Quote from: Bogball XV on January 23, 2007, 10:22:46 PMIn summation:Not all Ulster fans are idiots.Brennan was totally out of order.Bamford was probably a bit tanked up and did a bit too much slagging.
Quote from: Evil Genius on January 24, 2007, 12:58:44 PMQuote from: Gaoth Dobhair Abu on January 24, 2007, 10:37:15 AMQuote from: stephenite on January 23, 2007, 11:40:25 PMQuote from: Evil Genius on January 23, 2007, 11:38:09 PMI wonder which of Brennan's relatives Barton insulted to warrant that? It was his father, I was there, I heard it. He called his father a Fenian C#%t If thats true, then Ulster rugby is now sectarian as well as racist, good god next they'll be telling us that rugger buggers in the six are sexist!!!!!! Seriously if he did call Brennans dad that then he deserves to be horse whipped!GDU, I don't know whether you haven't understood anything that's been posted on this matter, or whether I'm seriously misunderstanding your post, but no matter.For the avoidance of any possible doubt in the matter, THERE WAS NO SECTARIAN OR POLITICAL ELEMENT WHATEVER IN THE ALTERCATION BETWEEN BRENNAN AND BAMFORD.In the immediate aftermath, there was entirely ill-founded and uninformed specualtion from certain quarters (invariably involving people not actually at the match) along the lines of - "Brennan's a Catholic, the Ulster fans are all Prods(!), therefore there must have been sectarian abuse to cause TB to react as he did" etcThis speculation was fuelled (if my understanding is correct), by TB's uncle phoning an RTE Radio station to allege that his brother (i.e. TB's dad) had told him that TB had been called a "Fenian Bastard". Now I don't know which of TB, his Dad, or his uncle was lying (all three, maybe?), but lying it certainly was.We know that, since in his Personal Statement issued the day after the match, TB specifically dispelled any notion of sectarianism. (He claimed instead, in what is becoming known as "the Zidane Defence", that his mother was insulted, a claim for which TB has produced no witness or evidence and which has been categorically denied by Bamford and those round him)I can't find the actual Statement just now, but here is a Report from the Irish Times:Brennan regrets altercation Johnny Watterson and Gerry Thornley RUGBY: Former Irish international and current Toulouse secondrow Trevor Brennan issued a statement last night saying that he regretted the altercation with an Ulster fan that occurred during his side's final Heineken European Cup pool game against Ulster on Sunday.

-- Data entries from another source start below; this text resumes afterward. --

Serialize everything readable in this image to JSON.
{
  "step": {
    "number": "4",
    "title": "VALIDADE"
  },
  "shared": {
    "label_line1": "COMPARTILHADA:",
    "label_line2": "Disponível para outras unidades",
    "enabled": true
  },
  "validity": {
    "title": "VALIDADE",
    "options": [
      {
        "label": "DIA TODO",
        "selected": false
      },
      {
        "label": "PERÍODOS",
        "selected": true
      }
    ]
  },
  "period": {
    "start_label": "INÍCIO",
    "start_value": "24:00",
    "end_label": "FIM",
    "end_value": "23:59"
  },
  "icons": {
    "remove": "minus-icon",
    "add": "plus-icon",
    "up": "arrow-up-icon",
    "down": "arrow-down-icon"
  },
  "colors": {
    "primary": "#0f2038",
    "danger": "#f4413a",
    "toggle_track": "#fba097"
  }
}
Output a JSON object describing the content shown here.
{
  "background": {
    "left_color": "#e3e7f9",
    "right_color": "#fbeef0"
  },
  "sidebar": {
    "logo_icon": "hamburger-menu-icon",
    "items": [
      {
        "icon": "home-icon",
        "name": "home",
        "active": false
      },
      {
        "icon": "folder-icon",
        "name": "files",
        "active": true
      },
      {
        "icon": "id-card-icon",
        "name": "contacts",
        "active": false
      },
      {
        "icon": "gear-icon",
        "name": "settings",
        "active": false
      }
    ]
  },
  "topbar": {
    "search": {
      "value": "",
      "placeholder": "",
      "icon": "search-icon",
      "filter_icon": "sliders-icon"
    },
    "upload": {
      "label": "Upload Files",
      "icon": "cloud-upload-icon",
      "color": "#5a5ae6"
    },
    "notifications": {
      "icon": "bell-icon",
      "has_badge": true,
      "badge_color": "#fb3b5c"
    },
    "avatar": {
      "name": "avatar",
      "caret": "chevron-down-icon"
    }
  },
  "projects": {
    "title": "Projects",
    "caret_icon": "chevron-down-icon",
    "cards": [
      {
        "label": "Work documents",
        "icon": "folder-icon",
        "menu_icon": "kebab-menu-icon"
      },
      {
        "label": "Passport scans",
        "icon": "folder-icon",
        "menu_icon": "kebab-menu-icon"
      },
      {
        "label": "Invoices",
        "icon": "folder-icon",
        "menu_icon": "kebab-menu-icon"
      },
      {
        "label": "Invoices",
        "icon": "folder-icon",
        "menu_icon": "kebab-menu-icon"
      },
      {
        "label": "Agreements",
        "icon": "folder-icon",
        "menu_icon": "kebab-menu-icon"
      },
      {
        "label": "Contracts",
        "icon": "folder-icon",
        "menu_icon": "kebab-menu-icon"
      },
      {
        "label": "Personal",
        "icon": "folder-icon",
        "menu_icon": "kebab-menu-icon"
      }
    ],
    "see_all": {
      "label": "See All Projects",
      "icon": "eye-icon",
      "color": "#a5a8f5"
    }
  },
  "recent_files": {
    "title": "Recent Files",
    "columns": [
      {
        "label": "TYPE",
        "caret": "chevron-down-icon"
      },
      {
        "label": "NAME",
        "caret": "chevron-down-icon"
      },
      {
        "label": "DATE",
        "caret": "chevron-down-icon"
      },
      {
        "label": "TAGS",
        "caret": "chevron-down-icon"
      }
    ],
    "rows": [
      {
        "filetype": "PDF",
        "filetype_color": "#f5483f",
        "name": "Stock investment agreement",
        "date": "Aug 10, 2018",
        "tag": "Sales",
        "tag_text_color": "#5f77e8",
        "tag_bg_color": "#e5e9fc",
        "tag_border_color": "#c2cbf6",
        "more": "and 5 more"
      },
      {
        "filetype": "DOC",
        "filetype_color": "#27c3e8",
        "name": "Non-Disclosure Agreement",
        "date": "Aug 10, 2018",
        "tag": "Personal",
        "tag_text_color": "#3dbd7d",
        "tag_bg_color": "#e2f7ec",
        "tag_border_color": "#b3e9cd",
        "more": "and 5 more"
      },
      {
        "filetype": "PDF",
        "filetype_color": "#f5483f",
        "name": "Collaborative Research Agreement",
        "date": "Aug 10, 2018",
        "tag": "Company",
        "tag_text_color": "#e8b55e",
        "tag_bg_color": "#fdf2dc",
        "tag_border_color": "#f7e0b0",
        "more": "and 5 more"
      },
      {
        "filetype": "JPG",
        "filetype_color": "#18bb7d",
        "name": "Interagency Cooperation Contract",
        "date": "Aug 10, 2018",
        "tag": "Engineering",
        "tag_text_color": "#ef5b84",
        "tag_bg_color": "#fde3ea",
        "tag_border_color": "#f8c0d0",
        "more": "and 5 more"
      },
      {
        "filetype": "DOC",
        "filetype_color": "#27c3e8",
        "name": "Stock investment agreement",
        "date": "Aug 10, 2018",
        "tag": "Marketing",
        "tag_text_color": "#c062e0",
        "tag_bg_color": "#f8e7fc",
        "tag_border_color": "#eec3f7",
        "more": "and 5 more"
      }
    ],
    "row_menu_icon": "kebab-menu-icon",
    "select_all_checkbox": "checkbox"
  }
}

Brennan, who stepped over the divide that separates the pitch from the team supporters and became involved in a physical dispute, now faces a lengthy ban if he is found to have assaulted the spectator. The incident has led to the European Rugby Cup (ERC) launching an official investigation into the controversy at Stade Ernest Wallon. Brennan said that some Ulster fans were being abusive and that beer was thrown at him, but that there was no sectarian element involved prior to the altercation. P.S. For the record, it is inconceivable that Bamford would have said anything sectarian, considering that at the match, he was sitting next to his best mate, a Catholic.P.P.S. Those at the scene accept that some beer (and water) was indeed thrown at Brennan, but are adamant that this was only after he had assaulted Bamford i.e. as he walked along the touchline back to his own team. It has been proven that the Press photograph widely published which shows beer being thrown can, from the position, angle and direction etc, only have been afterwards, as he returned in the other direction to the bench.